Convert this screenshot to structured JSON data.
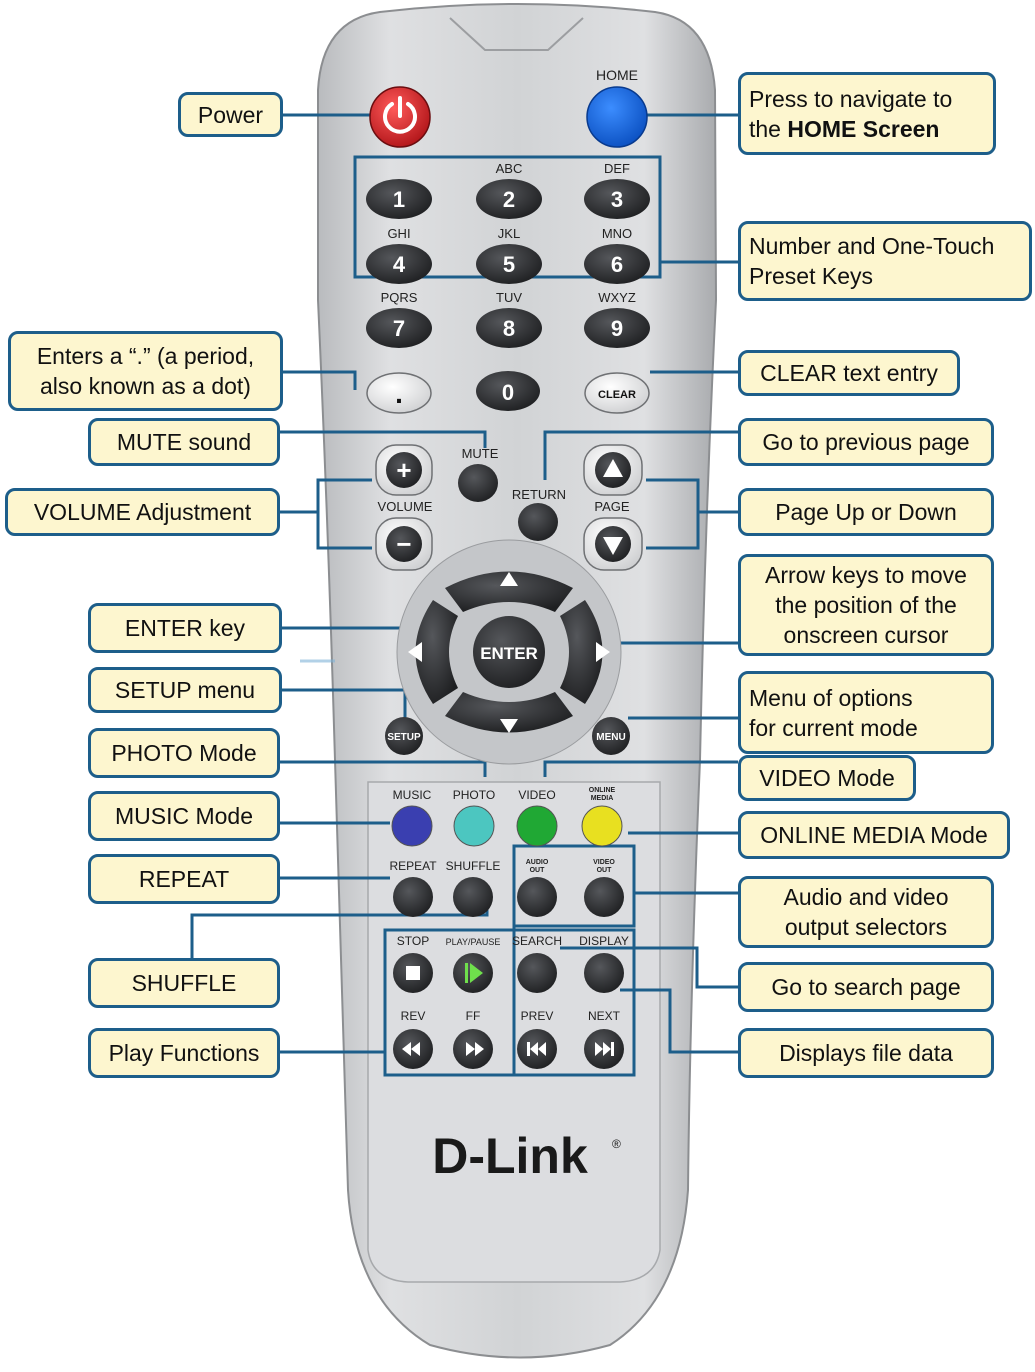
{
  "remote": {
    "colors": {
      "body": "#cfd1d4",
      "panel": "#dcdde0",
      "key": "#2f3033",
      "line": "#1d5e8a",
      "callout_bg": "#fdf6cf"
    },
    "top_keys": {
      "home_label": "HOME"
    },
    "number_keys": [
      {
        "digit": "1",
        "letters": ""
      },
      {
        "digit": "2",
        "letters": "ABC"
      },
      {
        "digit": "3",
        "letters": "DEF"
      },
      {
        "digit": "4",
        "letters": "GHI"
      },
      {
        "digit": "5",
        "letters": "JKL"
      },
      {
        "digit": "6",
        "letters": "MNO"
      },
      {
        "digit": "7",
        "letters": "PQRS"
      },
      {
        "digit": "8",
        "letters": "TUV"
      },
      {
        "digit": "9",
        "letters": "WXYZ"
      }
    ],
    "row_zero": {
      "dot": ".",
      "zero": "0",
      "clear": "CLEAR"
    },
    "volume": {
      "label": "VOLUME",
      "plus": "+",
      "minus": "−"
    },
    "mute_label": "MUTE",
    "return_label": "RETURN",
    "page_label": "PAGE",
    "enter_label": "ENTER",
    "setup_label": "SETUP",
    "menu_label": "MENU",
    "mode_keys": [
      {
        "label": "MUSIC",
        "color": "#3a3fb0"
      },
      {
        "label": "PHOTO",
        "color": "#4cc6c0"
      },
      {
        "label": "VIDEO",
        "color": "#20a834"
      },
      {
        "label": "ONLINE\nMEDIA",
        "color": "#e8e020"
      }
    ],
    "repeat_row": [
      "REPEAT",
      "SHUFFLE",
      "AUDIO\nOUT",
      "VIDEO\nOUT"
    ],
    "play_row": [
      "STOP",
      "PLAY/PAUSE",
      "SEARCH",
      "DISPLAY"
    ],
    "nav_row": [
      "REV",
      "FF",
      "PREV",
      "NEXT"
    ],
    "brand": "D-Link",
    "brand_mark": "®"
  },
  "callouts": {
    "power": "Power",
    "home": "Press to navigate to\nthe HOME Screen",
    "number": "Number and One-Touch\nPreset  Keys",
    "dot": "Enters a “.” (a period,\nalso known as a dot)",
    "clear": "CLEAR text entry",
    "mute": "MUTE sound",
    "previous": "Go to previous page",
    "volume": "VOLUME Adjustment",
    "page": "Page Up or Down",
    "arrow": "Arrow keys to move\nthe  position  of  the\nonscreen cursor",
    "enter": "ENTER key",
    "setup": "SETUP menu",
    "menu": "Menu of options\nfor current mode",
    "photo": "PHOTO Mode",
    "video": "VIDEO Mode",
    "music": "MUSIC Mode",
    "online": "ONLINE MEDIA Mode",
    "repeat": "REPEAT",
    "av": "Audio and video\noutput selectors",
    "shuffle": "SHUFFLE",
    "search": "Go to search page",
    "play": "Play Functions",
    "display": "Displays file data"
  }
}
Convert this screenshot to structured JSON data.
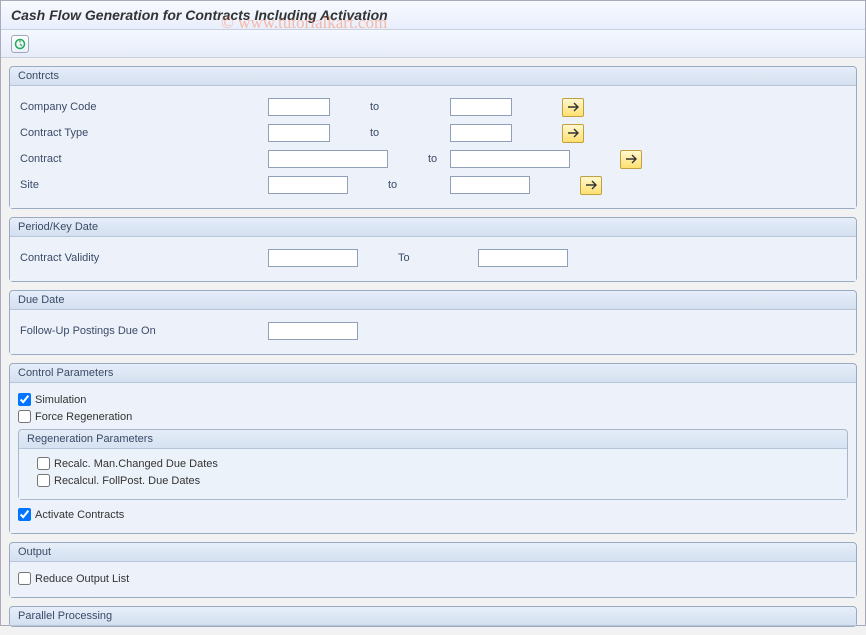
{
  "title": "Cash Flow Generation for Contracts Including Activation",
  "watermark": "© www.tutorialkart.com",
  "groups": {
    "contracts": {
      "title": "Contrcts",
      "fields": {
        "company_code": {
          "label": "Company Code",
          "from": "",
          "to_label": "to",
          "to": ""
        },
        "contract_type": {
          "label": "Contract Type",
          "from": "",
          "to_label": "to",
          "to": ""
        },
        "contract": {
          "label": "Contract",
          "from": "",
          "to_label": "to",
          "to": ""
        },
        "site": {
          "label": "Site",
          "from": "",
          "to_label": "to",
          "to": ""
        }
      }
    },
    "period": {
      "title": "Period/Key Date",
      "fields": {
        "validity": {
          "label": "Contract Validity",
          "from": "",
          "to_label": "To",
          "to": ""
        }
      }
    },
    "due_date": {
      "title": "Due Date",
      "fields": {
        "followup": {
          "label": "Follow-Up Postings Due On",
          "value": ""
        }
      }
    },
    "control": {
      "title": "Control Parameters",
      "simulation": {
        "label": "Simulation",
        "checked": true
      },
      "force_regen": {
        "label": "Force Regeneration",
        "checked": false
      },
      "regen_params": {
        "title": "Regeneration Parameters",
        "recalc_man": {
          "label": "Recalc. Man.Changed Due Dates",
          "checked": false
        },
        "recalc_foll": {
          "label": "Recalcul. FollPost. Due Dates",
          "checked": false
        }
      },
      "activate": {
        "label": "Activate Contracts",
        "checked": true
      }
    },
    "output": {
      "title": "Output",
      "reduce": {
        "label": "Reduce Output List",
        "checked": false
      }
    },
    "parallel": {
      "title": "Parallel Processing"
    }
  }
}
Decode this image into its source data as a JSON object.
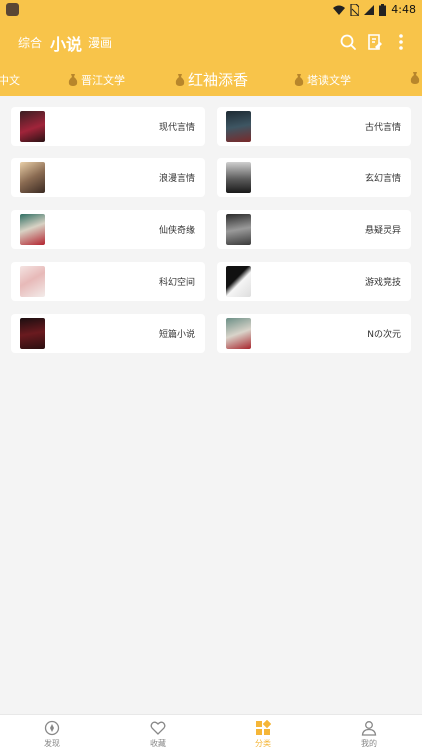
{
  "status_bar": {
    "time": "4:48"
  },
  "top_tabs": [
    "综合",
    "小说",
    "漫画"
  ],
  "source_tabs": [
    "中文",
    "晋江文学",
    "红袖添香",
    "塔读文学"
  ],
  "categories": [
    "现代言情",
    "古代言情",
    "浪漫言情",
    "玄幻言情",
    "仙侠奇缘",
    "悬疑灵异",
    "科幻空间",
    "游戏竞技",
    "短篇小说",
    "Nの次元"
  ],
  "bottom_nav": [
    "发现",
    "收藏",
    "分类",
    "我的"
  ],
  "colors": {
    "accent": "#f8c44a",
    "nav_active": "#f5b638"
  }
}
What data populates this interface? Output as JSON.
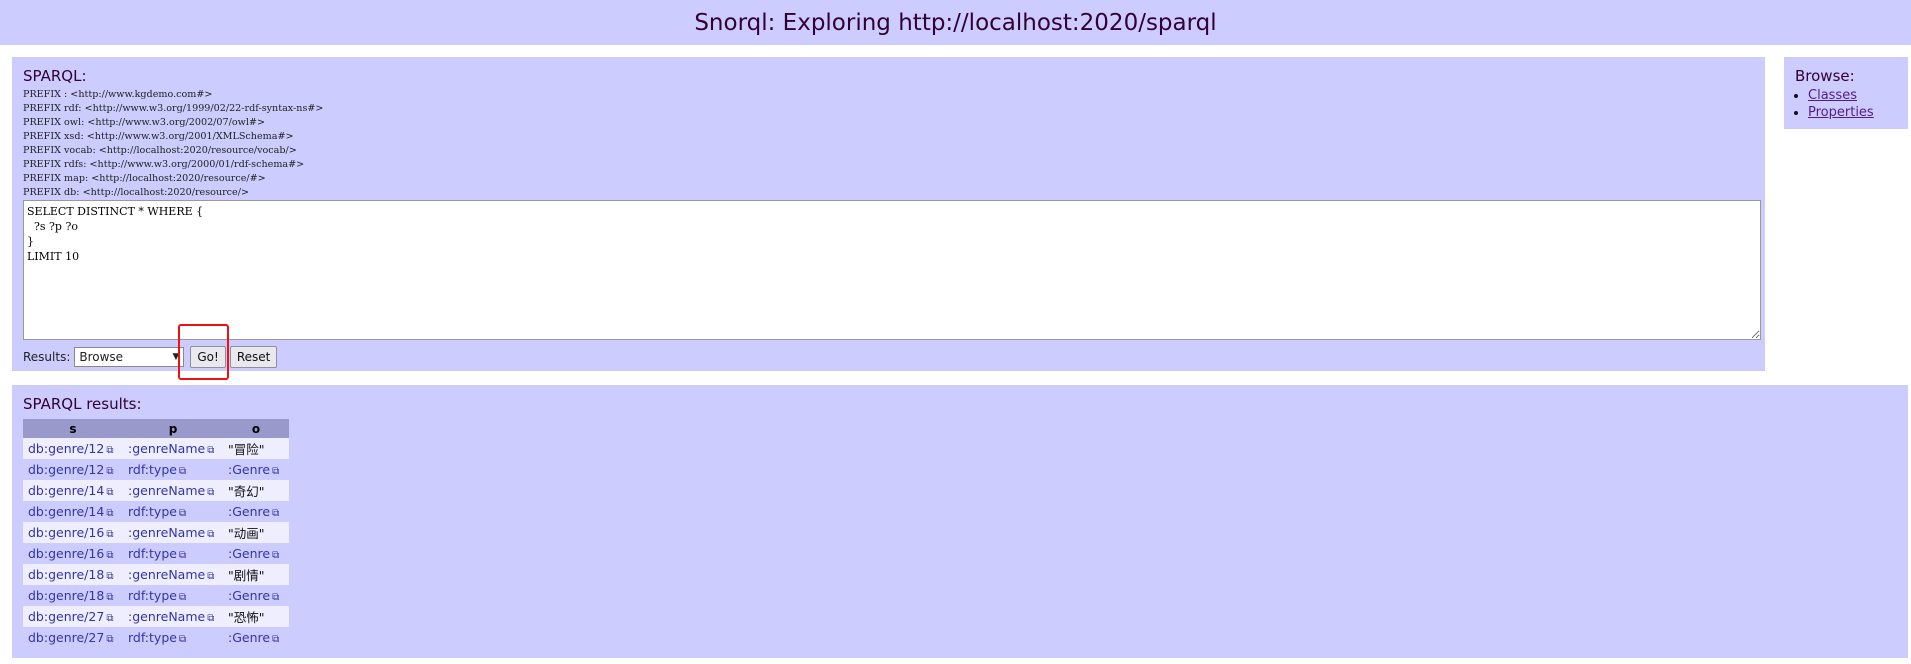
{
  "header": {
    "title": "Snorql: Exploring http://localhost:2020/sparql"
  },
  "sparql": {
    "title": "SPARQL:",
    "prefixes": [
      "PREFIX : <http://www.kgdemo.com#>",
      "PREFIX rdf: <http://www.w3.org/1999/02/22-rdf-syntax-ns#>",
      "PREFIX owl: <http://www.w3.org/2002/07/owl#>",
      "PREFIX xsd: <http://www.w3.org/2001/XMLSchema#>",
      "PREFIX vocab: <http://localhost:2020/resource/vocab/>",
      "PREFIX rdfs: <http://www.w3.org/2000/01/rdf-schema#>",
      "PREFIX map: <http://localhost:2020/resource/#>",
      "PREFIX db: <http://localhost:2020/resource/>"
    ],
    "query": "SELECT DISTINCT * WHERE {\n  ?s ?p ?o\n}\nLIMIT 10",
    "results_label": "Results:",
    "results_select": "Browse",
    "go_label": "Go!",
    "reset_label": "Reset"
  },
  "browse": {
    "title": "Browse:",
    "items": [
      "Classes",
      "Properties"
    ]
  },
  "results": {
    "title": "SPARQL results:",
    "columns": [
      "s",
      "p",
      "o"
    ],
    "rows": [
      {
        "s": "db:genre/12",
        "p": ":genreName",
        "o": "\"冒险\"",
        "o_link": false
      },
      {
        "s": "db:genre/12",
        "p": "rdf:type",
        "o": ":Genre",
        "o_link": true
      },
      {
        "s": "db:genre/14",
        "p": ":genreName",
        "o": "\"奇幻\"",
        "o_link": false
      },
      {
        "s": "db:genre/14",
        "p": "rdf:type",
        "o": ":Genre",
        "o_link": true
      },
      {
        "s": "db:genre/16",
        "p": ":genreName",
        "o": "\"动画\"",
        "o_link": false
      },
      {
        "s": "db:genre/16",
        "p": "rdf:type",
        "o": ":Genre",
        "o_link": true
      },
      {
        "s": "db:genre/18",
        "p": ":genreName",
        "o": "\"剧情\"",
        "o_link": false
      },
      {
        "s": "db:genre/18",
        "p": "rdf:type",
        "o": ":Genre",
        "o_link": true
      },
      {
        "s": "db:genre/27",
        "p": ":genreName",
        "o": "\"恐怖\"",
        "o_link": false
      },
      {
        "s": "db:genre/27",
        "p": "rdf:type",
        "o": ":Genre",
        "o_link": true
      }
    ]
  }
}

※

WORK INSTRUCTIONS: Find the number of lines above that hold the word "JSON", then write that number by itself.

ANSWER TO THIS EXERCISE: 4